3. Ask questions.

When you have decisions to make about your care, or a doctor has recommended you get certain tests or treatments, asking questions is not only helpful but also your responsibility. That way you can be sure you understand why the care is needed, what it is supposed to do, and what the risks and benefits will be. It's your body. It's your time. It's your money. Ask questions until you get the answers you need.

4. Look for more information on your own.

When you have health concerns or decisions to make, finding reliable health information on your own can be helpful. You can use this information to help understand your health condition and treatment choices and know what questions to ask about your care. Be sure, though, to only seek information from reputable sources. There's a lot of material on the internet, for example, that is untrue. Refer to "How to Find Trustworthy Health Information on the Internet" available on the Own Your Health website at www.wacommunitycheckup.org/ownyourhealth

.5. If needed, get a second opinion from another doctor.

If you are facing a major decision about treatment and your doctor has made a recommendation, it may be wise to check with another doctor as well. Your doctor should not take it as a criticism or lack of confidence on your part. You'll want each doctor you see to clearly explain the risks and benefits associated with his or her recommendations.

You may get different recommendations and explanations from each doctor and have a decision to make. That's why you'll want to get the full picture and understand how all the pros and cons apply to you. Whenever you consult another doctor, make sure to get your records from the first doctor so that you don't get any unnecessary care, like repeats of tests.

You can also ask for decision support tools you can review before talking with your doctor. These tools, such as brochures or videos about a medical procedure (such as gastric bypass surgery or prostate removal surgery) enable you to have a better conversation with your doctor about your options.

Both undertreatment and overtreatment can hurt your health and leave you without the care you really need. Getting the right amount of care helps you stay as healthy as you can.

Our health care challenges and needs change over time. What is the right amount of care one day can be different the next.
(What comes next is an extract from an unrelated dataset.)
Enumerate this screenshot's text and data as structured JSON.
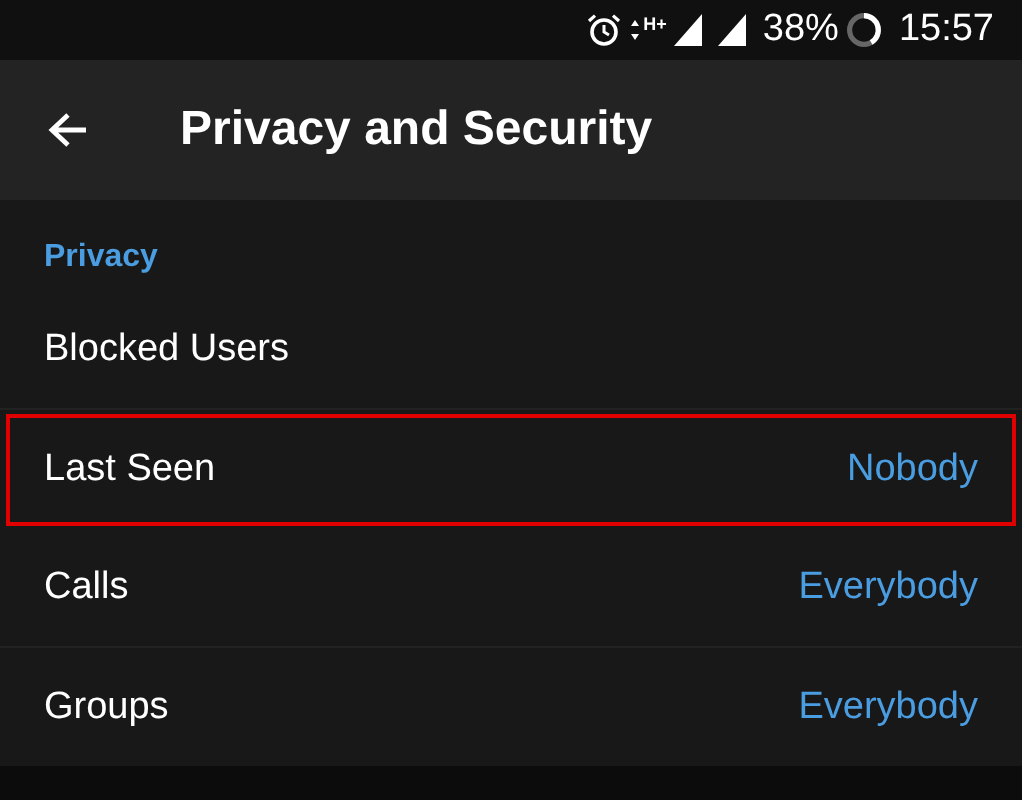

That's why it's important to use these tips on an ongoing basis and to tell your health care team that you want to get the right amount of care every time

 

 

Own Your Health is a campaign presented by the Puget Sound Health Alliance to empower consumers to become active participants in their own health and health care;  Bureau of Minoirty Health; Mid-south Foundation; Louisiana Department of Health